◆ Task statement: All entries must be given again exactly as written.
_ _ _
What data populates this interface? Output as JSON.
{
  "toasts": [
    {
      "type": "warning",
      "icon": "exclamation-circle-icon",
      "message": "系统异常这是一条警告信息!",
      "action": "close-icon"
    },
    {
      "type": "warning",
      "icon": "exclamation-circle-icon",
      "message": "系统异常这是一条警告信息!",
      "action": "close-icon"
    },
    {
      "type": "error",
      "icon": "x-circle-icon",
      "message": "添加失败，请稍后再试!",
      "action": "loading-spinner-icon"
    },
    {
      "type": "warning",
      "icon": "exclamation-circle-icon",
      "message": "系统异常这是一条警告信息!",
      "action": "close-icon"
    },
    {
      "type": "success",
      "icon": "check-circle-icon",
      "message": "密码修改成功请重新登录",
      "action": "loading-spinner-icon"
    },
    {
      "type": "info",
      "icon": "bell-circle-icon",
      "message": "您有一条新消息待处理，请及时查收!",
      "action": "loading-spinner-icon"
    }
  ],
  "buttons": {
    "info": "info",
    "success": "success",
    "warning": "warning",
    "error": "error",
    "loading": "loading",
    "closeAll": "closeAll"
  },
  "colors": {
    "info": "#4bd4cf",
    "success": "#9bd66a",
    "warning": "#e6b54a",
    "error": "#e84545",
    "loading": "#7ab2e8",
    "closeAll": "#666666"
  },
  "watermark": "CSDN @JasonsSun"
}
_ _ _
◆ Solution to the problem:
What data populates this interface? Output as JSON.
{
  "toasts": [
    {
      "type": "warning",
      "icon": "exclamation-circle-icon",
      "message": "系统异常这是一条警告信息!",
      "action": "close-icon"
    },
    {
      "type": "warning",
      "icon": "exclamation-circle-icon",
      "message": "系统异常这是一条警告信息!",
      "action": "close-icon"
    },
    {
      "type": "error",
      "icon": "x-circle-icon",
      "message": "添加失败，请稍后再试!",
      "action": "loading-spinner-icon"
    },
    {
      "type": "warning",
      "icon": "exclamation-circle-icon",
      "message": "系统异常这是一条警告信息!",
      "action": "close-icon"
    },
    {
      "type": "success",
      "icon": "check-circle-icon",
      "message": "密码修改成功请重新登录",
      "action": "loading-spinner-icon"
    },
    {
      "type": "info",
      "icon": "bell-circle-icon",
      "message": "您有一条新消息待处理，请及时查收!",
      "action": "loading-spinner-icon"
    }
  ],
  "buttons": {
    "info": "info",
    "success": "success",
    "warning": "warning",
    "error": "error",
    "loading": "loading",
    "closeAll": "closeAll"
  },
  "colors": {
    "info": "#4bd4cf",
    "success": "#9bd66a",
    "warning": "#e6b54a",
    "error": "#e84545",
    "loading": "#7ab2e8",
    "closeAll": "#666666"
  },
  "watermark": "CSDN @JasonsSun"
}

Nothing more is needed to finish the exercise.